| The input |
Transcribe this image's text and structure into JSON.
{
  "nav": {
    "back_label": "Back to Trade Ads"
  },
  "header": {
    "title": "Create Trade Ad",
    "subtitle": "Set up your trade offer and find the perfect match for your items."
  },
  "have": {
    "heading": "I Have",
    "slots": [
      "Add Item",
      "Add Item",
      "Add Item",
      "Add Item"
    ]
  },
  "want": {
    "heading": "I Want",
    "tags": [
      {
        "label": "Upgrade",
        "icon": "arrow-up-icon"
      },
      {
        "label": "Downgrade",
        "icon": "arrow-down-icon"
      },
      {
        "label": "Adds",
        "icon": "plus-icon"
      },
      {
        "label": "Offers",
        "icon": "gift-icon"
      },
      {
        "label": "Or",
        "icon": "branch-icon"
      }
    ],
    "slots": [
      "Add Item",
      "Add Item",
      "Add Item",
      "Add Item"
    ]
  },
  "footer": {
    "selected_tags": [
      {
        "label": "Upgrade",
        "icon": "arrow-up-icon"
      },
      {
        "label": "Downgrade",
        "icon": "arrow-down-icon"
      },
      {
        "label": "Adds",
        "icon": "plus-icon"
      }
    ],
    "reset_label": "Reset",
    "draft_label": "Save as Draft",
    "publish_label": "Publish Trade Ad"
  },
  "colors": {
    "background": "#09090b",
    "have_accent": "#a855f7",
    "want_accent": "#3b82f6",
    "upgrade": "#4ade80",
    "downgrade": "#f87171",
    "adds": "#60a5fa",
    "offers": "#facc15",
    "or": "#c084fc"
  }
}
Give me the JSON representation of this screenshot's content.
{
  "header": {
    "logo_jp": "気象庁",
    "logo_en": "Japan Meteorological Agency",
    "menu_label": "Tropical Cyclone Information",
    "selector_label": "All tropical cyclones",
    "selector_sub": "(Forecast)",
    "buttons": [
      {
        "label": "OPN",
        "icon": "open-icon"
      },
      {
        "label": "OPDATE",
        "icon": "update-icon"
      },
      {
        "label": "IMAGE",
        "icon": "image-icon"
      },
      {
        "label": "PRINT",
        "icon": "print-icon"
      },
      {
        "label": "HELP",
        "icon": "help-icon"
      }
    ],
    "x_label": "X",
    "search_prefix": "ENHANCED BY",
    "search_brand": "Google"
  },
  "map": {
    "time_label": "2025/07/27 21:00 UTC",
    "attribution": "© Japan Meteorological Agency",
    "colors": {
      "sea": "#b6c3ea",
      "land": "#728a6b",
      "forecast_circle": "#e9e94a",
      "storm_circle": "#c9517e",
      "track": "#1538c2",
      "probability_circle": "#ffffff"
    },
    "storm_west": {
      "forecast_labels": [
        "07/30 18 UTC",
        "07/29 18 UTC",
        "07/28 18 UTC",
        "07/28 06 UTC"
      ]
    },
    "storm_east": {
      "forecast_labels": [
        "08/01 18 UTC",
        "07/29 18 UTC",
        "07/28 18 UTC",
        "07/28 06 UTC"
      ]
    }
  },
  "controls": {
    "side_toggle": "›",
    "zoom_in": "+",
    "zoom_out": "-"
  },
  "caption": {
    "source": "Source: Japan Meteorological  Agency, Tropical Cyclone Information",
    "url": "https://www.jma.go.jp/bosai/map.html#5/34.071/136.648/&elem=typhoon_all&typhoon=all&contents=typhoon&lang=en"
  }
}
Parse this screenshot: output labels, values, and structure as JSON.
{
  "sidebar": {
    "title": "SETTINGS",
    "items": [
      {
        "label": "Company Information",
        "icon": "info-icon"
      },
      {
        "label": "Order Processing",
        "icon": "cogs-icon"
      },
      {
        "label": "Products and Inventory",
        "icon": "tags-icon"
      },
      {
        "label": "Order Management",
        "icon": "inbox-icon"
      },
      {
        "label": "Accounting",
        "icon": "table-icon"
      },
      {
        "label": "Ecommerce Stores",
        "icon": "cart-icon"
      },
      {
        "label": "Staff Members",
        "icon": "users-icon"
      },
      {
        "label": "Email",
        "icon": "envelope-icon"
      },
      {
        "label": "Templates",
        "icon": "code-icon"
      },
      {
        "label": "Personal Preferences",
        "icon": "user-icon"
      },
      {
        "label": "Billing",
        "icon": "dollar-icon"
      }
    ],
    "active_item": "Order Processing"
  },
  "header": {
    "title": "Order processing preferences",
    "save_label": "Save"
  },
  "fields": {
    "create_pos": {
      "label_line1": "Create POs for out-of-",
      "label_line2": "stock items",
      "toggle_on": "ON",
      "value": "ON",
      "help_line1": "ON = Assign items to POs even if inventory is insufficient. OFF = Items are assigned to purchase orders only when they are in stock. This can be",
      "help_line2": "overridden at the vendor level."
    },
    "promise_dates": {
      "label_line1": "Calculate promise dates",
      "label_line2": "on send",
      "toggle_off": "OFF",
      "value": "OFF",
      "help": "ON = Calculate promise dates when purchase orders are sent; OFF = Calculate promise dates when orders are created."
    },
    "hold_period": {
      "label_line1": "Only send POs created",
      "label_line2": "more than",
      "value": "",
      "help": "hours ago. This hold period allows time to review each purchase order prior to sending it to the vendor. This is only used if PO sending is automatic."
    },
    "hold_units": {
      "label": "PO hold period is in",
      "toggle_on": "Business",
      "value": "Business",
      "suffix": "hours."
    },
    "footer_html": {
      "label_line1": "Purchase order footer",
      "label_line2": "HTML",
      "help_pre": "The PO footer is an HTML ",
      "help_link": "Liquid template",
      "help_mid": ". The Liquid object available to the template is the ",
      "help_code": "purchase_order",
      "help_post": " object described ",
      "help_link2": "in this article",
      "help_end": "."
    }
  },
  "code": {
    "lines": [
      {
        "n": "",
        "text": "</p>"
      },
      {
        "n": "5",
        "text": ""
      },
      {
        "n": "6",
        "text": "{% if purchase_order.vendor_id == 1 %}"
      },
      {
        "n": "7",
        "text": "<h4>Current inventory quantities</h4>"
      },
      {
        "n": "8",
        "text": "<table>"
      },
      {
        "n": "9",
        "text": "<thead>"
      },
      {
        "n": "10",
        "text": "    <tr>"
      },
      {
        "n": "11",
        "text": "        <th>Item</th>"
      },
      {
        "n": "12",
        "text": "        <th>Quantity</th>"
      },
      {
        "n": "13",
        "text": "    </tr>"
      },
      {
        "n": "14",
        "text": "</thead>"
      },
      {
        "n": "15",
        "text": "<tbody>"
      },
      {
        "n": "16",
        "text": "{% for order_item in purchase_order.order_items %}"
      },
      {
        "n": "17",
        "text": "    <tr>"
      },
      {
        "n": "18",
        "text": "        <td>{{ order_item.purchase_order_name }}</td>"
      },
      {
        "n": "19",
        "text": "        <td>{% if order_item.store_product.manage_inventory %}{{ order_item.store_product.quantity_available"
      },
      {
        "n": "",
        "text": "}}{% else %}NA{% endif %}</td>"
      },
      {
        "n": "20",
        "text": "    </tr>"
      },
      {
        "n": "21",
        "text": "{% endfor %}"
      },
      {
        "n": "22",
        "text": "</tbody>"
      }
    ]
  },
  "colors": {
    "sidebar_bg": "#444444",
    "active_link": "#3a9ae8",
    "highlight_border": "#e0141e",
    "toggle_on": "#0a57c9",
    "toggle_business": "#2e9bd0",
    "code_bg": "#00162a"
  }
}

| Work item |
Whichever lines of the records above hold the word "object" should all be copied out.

| Your solution |
      "help_mid": ". The Liquid object available to the template is the ",
      "help_post": " object described ",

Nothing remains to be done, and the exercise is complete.